**THE TASK:** Your answer must be a word-for-word copy of the listing below, minus its pictures.

------------

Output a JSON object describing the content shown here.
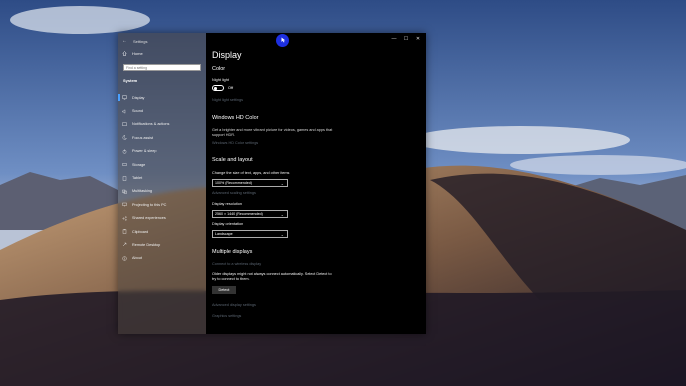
{
  "window": {
    "title": "Settings",
    "controls": {
      "minimize": "—",
      "maximize": "☐",
      "close": "✕"
    }
  },
  "nav": {
    "home_label": "Home",
    "search_placeholder": "Find a setting",
    "section_title": "System",
    "items": [
      {
        "label": "Display",
        "icon": "monitor-icon"
      },
      {
        "label": "Sound",
        "icon": "speaker-icon"
      },
      {
        "label": "Notifications & actions",
        "icon": "notification-icon"
      },
      {
        "label": "Focus assist",
        "icon": "moon-icon"
      },
      {
        "label": "Power & sleep",
        "icon": "power-icon"
      },
      {
        "label": "Storage",
        "icon": "storage-icon"
      },
      {
        "label": "Tablet",
        "icon": "tablet-icon"
      },
      {
        "label": "Multitasking",
        "icon": "multitasking-icon"
      },
      {
        "label": "Projecting to this PC",
        "icon": "projector-icon"
      },
      {
        "label": "Shared experiences",
        "icon": "share-icon"
      },
      {
        "label": "Clipboard",
        "icon": "clipboard-icon"
      },
      {
        "label": "Remote Desktop",
        "icon": "remote-icon"
      },
      {
        "label": "About",
        "icon": "info-icon"
      }
    ]
  },
  "content": {
    "page_title": "Display",
    "color_heading": "Color",
    "night_light_label": "Night light",
    "night_light_state": "Off",
    "night_light_settings_link": "Night light settings",
    "hd_color_heading": "Windows HD Color",
    "hd_color_desc": "Get a brighter and more vibrant picture for videos, games and apps that support HDR.",
    "hd_color_settings_link": "Windows HD Color settings",
    "scale_heading": "Scale and layout",
    "scale_label": "Change the size of text, apps, and other items",
    "scale_value": "100% (Recommended)",
    "advanced_scaling_link": "Advanced scaling settings",
    "resolution_label": "Display resolution",
    "resolution_value": "2560 × 1440 (Recommended)",
    "orientation_label": "Display orientation",
    "orientation_value": "Landscape",
    "multiple_heading": "Multiple displays",
    "wireless_link": "Connect to a wireless display",
    "multiple_desc": "Older displays might not always connect automatically. Select Detect to try to connect to them.",
    "detect_button": "Detect",
    "advanced_display_link": "Advanced display settings",
    "graphics_link": "Graphics settings"
  },
  "colors": {
    "accent": "#4aa0ff",
    "content_bg": "#000000",
    "cursor": "#1d2fe0"
  }
}
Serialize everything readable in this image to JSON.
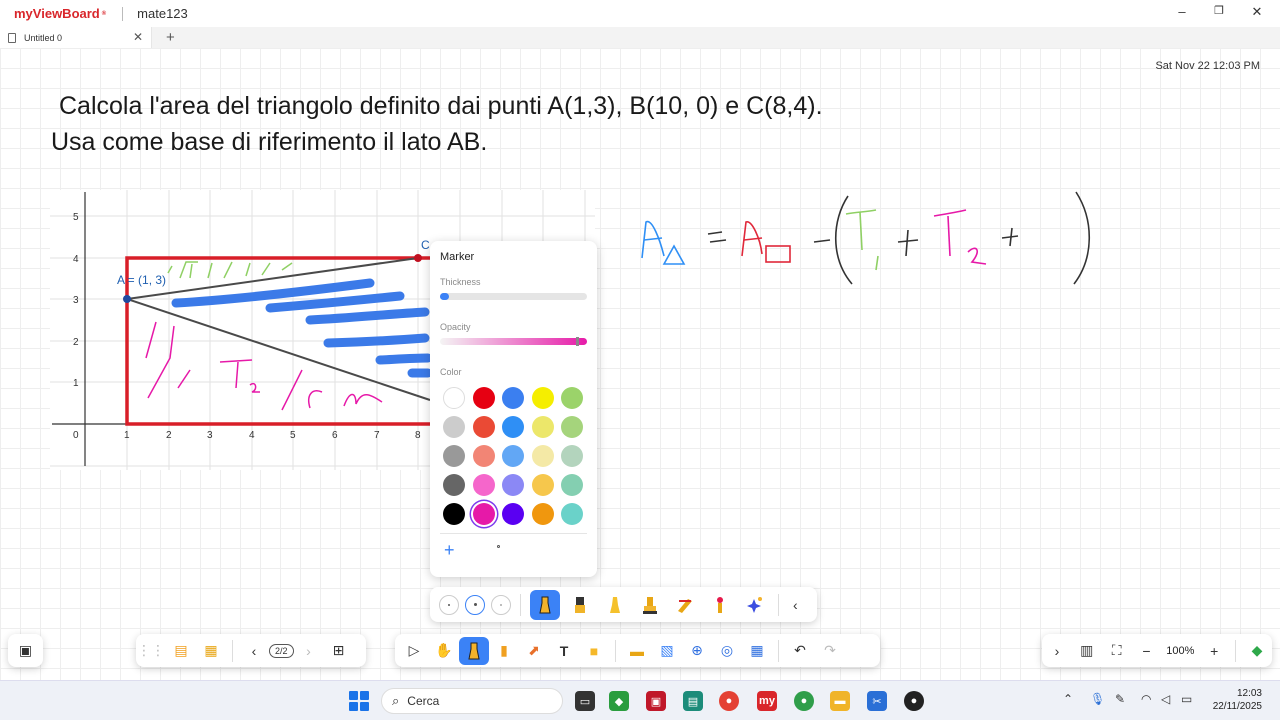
{
  "app": {
    "logo": "myViewBoard",
    "document_title": "mate123",
    "window_controls": [
      "–",
      "❐",
      "✕"
    ]
  },
  "tabs": [
    {
      "label": "Untitled 0"
    }
  ],
  "canvas": {
    "datetime": "Sat Nov 22  12:03 PM",
    "problem_line1": "Calcola l'area del triangolo definito dai punti A(1,3), B(10, 0) e C(8,4).",
    "problem_line2": "Usa come base di riferimento il lato AB.",
    "graph": {
      "x_ticks": [
        "0",
        "1",
        "2",
        "3",
        "4",
        "5",
        "6",
        "7",
        "8"
      ],
      "y_ticks": [
        "1",
        "2",
        "3",
        "4",
        "5"
      ],
      "point_a_label": "A = (1, 3)",
      "point_c_label": "C"
    }
  },
  "marker_panel": {
    "title": "Marker",
    "thickness_label": "Thickness",
    "thickness_value": 0.06,
    "opacity_label": "Opacity",
    "opacity_value": 0.95,
    "color_label": "Color",
    "selected_color": "#e619a8",
    "colors": [
      "#ffffff",
      "#e60012",
      "#3b7ff0",
      "#f5ee00",
      "#9bd36a",
      "#cccccc",
      "#ea4a35",
      "#2f8ff5",
      "#ece76a",
      "#a5d47c",
      "#999999",
      "#f28575",
      "#62a7f5",
      "#f4e9a6",
      "#b3d4bd",
      "#666666",
      "#f566cb",
      "#8b88f5",
      "#f6c74c",
      "#84cfb1",
      "#000000",
      "#e619a8",
      "#5a00f2",
      "#f0970e",
      "#6ad2c9"
    ]
  },
  "toolbar": {
    "page_indicator": "2/2",
    "zoom": "100%"
  },
  "taskbar": {
    "search_placeholder": "Cerca",
    "time": "12:03",
    "date": "22/11/2025"
  }
}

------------

**WRITTEN REPLY:**
Output a JSON object describing the content shown here.
{
  "window": {
    "title": "Settings",
    "controls": {
      "minimize": "—",
      "maximize": "☐",
      "close": "✕"
    }
  },
  "nav": {
    "home_label": "Home",
    "search_placeholder": "Find a setting",
    "section_title": "System",
    "items": [
      {
        "label": "Display",
        "icon": "monitor-icon"
      },
      {
        "label": "Sound",
        "icon": "speaker-icon"
      },
      {
        "label": "Notifications & actions",
        "icon": "notification-icon"
      },
      {
        "label": "Focus assist",
        "icon": "moon-icon"
      },
      {
        "label": "Power & sleep",
        "icon": "power-icon"
      },
      {
        "label": "Storage",
        "icon": "storage-icon"
      },
      {
        "label": "Tablet",
        "icon": "tablet-icon"
      },
      {
        "label": "Multitasking",
        "icon": "multitasking-icon"
      },
      {
        "label": "Projecting to this PC",
        "icon": "projector-icon"
      },
      {
        "label": "Shared experiences",
        "icon": "share-icon"
      },
      {
        "label": "Clipboard",
        "icon": "clipboard-icon"
      },
      {
        "label": "Remote Desktop",
        "icon": "remote-icon"
      },
      {
        "label": "About",
        "icon": "info-icon"
      }
    ]
  },
  "content": {
    "page_title": "Display",
    "color_heading": "Color",
    "night_light_label": "Night light",
    "night_light_state": "Off",
    "night_light_settings_link": "Night light settings",
    "hd_color_heading": "Windows HD Color",
    "hd_color_desc": "Get a brighter and more vibrant picture for videos, games and apps that support HDR.",
    "hd_color_settings_link": "Windows HD Color settings",
    "scale_heading": "Scale and layout",
    "scale_label": "Change the size of text, apps, and other items",
    "scale_value": "100% (Recommended)",
    "advanced_scaling_link": "Advanced scaling settings",
    "resolution_label": "Display resolution",
    "resolution_value": "2560 × 1440 (Recommended)",
    "orientation_label": "Display orientation",
    "orientation_value": "Landscape",
    "multiple_heading": "Multiple displays",
    "wireless_link": "Connect to a wireless display",
    "multiple_desc": "Older displays might not always connect automatically. Select Detect to try to connect to them.",
    "detect_button": "Detect",
    "advanced_display_link": "Advanced display settings",
    "graphics_link": "Graphics settings"
  },
  "colors": {
    "accent": "#4aa0ff",
    "content_bg": "#000000",
    "cursor": "#1d2fe0"
  }
}
Serialize everything readable in this image to JSON.
{
  "app": {
    "logo": "myViewBoard",
    "document_title": "mate123",
    "window_controls": [
      "–",
      "❐",
      "✕"
    ]
  },
  "tabs": [
    {
      "label": "Untitled 0"
    }
  ],
  "canvas": {
    "datetime": "Sat Nov 22  12:03 PM",
    "problem_line1": "Calcola l'area del triangolo definito dai punti A(1,3), B(10, 0) e C(8,4).",
    "problem_line2": "Usa come base di riferimento il lato AB.",
    "graph": {
      "x_ticks": [
        "0",
        "1",
        "2",
        "3",
        "4",
        "5",
        "6",
        "7",
        "8"
      ],
      "y_ticks": [
        "1",
        "2",
        "3",
        "4",
        "5"
      ],
      "point_a_label": "A = (1, 3)",
      "point_c_label": "C"
    }
  },
  "marker_panel": {
    "title": "Marker",
    "thickness_label": "Thickness",
    "thickness_value": 0.06,
    "opacity_label": "Opacity",
    "opacity_value": 0.95,
    "color_label": "Color",
    "selected_color": "#e619a8",
    "colors": [
      "#ffffff",
      "#e60012",
      "#3b7ff0",
      "#f5ee00",
      "#9bd36a",
      "#cccccc",
      "#ea4a35",
      "#2f8ff5",
      "#ece76a",
      "#a5d47c",
      "#999999",
      "#f28575",
      "#62a7f5",
      "#f4e9a6",
      "#b3d4bd",
      "#666666",
      "#f566cb",
      "#8b88f5",
      "#f6c74c",
      "#84cfb1",
      "#000000",
      "#e619a8",
      "#5a00f2",
      "#f0970e",
      "#6ad2c9"
    ]
  },
  "toolbar": {
    "page_indicator": "2/2",
    "zoom": "100%"
  },
  "taskbar": {
    "search_placeholder": "Cerca",
    "time": "12:03",
    "date": "22/11/2025"
  }
}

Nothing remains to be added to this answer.